The education system in Singapore compared to other countries
Now that we have a rough idea of some of the best education systems in the world, let’s briefly look into the education system in Singapore compared to other countries. In particular, I’ll pick out the strengths of the best education systems in the world, highlighting what Singapore could possibly learn from them.
South Korea, Japan and Hong Kong are three other Asian countries that fare well in global rankings. These three education systems, however, are similar to Singapore in its huge emphasis on educational achievement, the presence of high-stakes standardised testing, and the normalcy of competition. Therefore, when deliberating the educational systems that Singapore can learn from, I shall turn to the west.
Finland has a unique education system that is successful despite going against the traditional ideas of school. In Finland, there are no private schools – each and every one of them are funded by public dollars, and students can get the same quality education no matter which school they enrol in. Between students, rankings and comparisons are minimised as much as possible. There are minimal standardised tests and little homework. On top of that, teaching is a highly respected profession, and all teachers are required to have a master’s degree. The outcome? Finland boasts high performance on global scores and other indicators – for example, it’s the world’s most literate nation.
In fact, the whole Nordic region makes a great reference point. While they are not all the same, the school systems in Iceland, Denmark, Norway, and Sweden share some similarities. There aren’t many national tests, which puts less stress on the system. Creativity, collaboration, and communication – important 21st-century skills – have been rooted deep into the national curriculum since decades ago. The education system, including universities, are free, in line with the Nordic welfare state model. While these countries perform average on PISA rankings, graduates have proven their talent in areas like music, game design and technology innovation.

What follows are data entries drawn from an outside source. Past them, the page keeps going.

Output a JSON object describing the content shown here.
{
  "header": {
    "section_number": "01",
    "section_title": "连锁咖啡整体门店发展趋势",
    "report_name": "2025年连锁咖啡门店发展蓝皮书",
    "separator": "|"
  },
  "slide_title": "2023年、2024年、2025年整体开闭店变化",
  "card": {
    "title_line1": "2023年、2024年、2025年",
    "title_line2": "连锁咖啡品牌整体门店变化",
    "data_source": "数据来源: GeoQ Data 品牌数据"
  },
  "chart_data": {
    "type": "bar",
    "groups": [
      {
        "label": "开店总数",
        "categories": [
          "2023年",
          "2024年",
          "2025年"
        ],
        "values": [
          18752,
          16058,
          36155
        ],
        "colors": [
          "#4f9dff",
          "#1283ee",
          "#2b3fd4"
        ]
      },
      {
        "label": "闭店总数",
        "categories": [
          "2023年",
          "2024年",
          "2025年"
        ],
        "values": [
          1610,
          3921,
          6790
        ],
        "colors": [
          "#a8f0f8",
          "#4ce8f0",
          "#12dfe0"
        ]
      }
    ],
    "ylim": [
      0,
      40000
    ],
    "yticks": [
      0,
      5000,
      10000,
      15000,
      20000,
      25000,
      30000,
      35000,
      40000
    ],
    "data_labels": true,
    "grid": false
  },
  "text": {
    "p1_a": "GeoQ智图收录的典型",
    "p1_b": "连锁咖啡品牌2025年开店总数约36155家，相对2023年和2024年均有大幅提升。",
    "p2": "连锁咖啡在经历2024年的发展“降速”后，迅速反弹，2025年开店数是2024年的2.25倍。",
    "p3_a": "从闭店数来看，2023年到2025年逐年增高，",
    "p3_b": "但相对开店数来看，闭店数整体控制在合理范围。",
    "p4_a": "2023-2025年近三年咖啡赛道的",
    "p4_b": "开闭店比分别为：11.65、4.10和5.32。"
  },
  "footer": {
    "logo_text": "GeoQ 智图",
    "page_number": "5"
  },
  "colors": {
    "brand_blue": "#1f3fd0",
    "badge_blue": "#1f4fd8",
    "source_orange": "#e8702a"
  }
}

Have faith in the Singapore education reforms
A complete overhaul of the Singapore education system isn’t a likely possibility. After all, the education system in Singapore compared to other countries is world-class. Despite the Singapore education system flaws that you might harper upon, this is already a system that many nations hope to emulate. They are asking why Singapore education system is successful.

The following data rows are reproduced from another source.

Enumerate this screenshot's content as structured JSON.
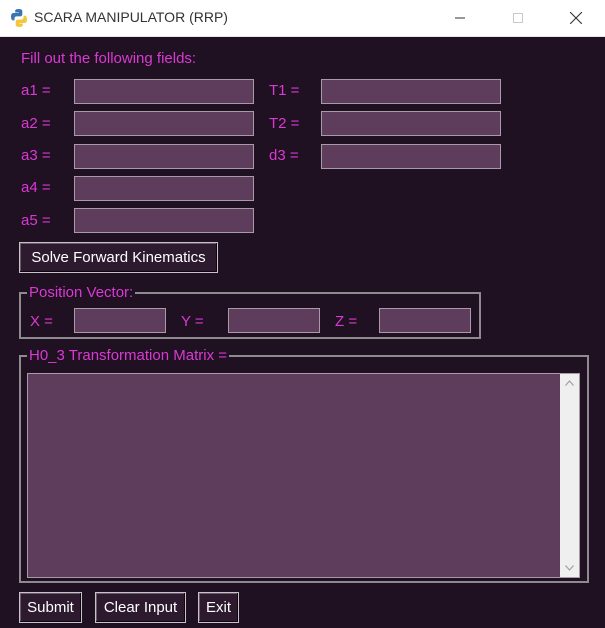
{
  "window": {
    "title": "SCARA MANIPULATOR (RRP)"
  },
  "form": {
    "heading": "Fill out the following fields:",
    "fields_left": [
      {
        "label": "a1 =",
        "value": ""
      },
      {
        "label": "a2 =",
        "value": ""
      },
      {
        "label": "a3 =",
        "value": ""
      },
      {
        "label": "a4 =",
        "value": ""
      },
      {
        "label": "a5 =",
        "value": ""
      }
    ],
    "fields_right": [
      {
        "label": "T1 =",
        "value": ""
      },
      {
        "label": "T2 =",
        "value": ""
      },
      {
        "label": "d3 =",
        "value": ""
      }
    ],
    "solve_button": "Solve Forward Kinematics"
  },
  "position_vector": {
    "legend": "Position Vector:",
    "x_label": "X =",
    "y_label": "Y =",
    "z_label": "Z =",
    "x_value": "",
    "y_value": "",
    "z_value": ""
  },
  "matrix": {
    "legend": "H0_3 Transformation Matrix =",
    "content": ""
  },
  "footer": {
    "submit": "Submit",
    "clear": "Clear Input",
    "exit": "Exit"
  },
  "colors": {
    "background": "#1f1022",
    "label": "#d93ad2",
    "field": "#5d3d5b"
  }
}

To address the flaws present in the system, Singapore education reforms are coming to place in small steps. I have faith that it’s already moving towards the better. As long as the government keeps up its efforts to develop essential skills needed for the future, create equitable conditions for all students, reduce unhealthy competition, and broaden the pathways to success, I believe that Singapore’s future generations are on a good road.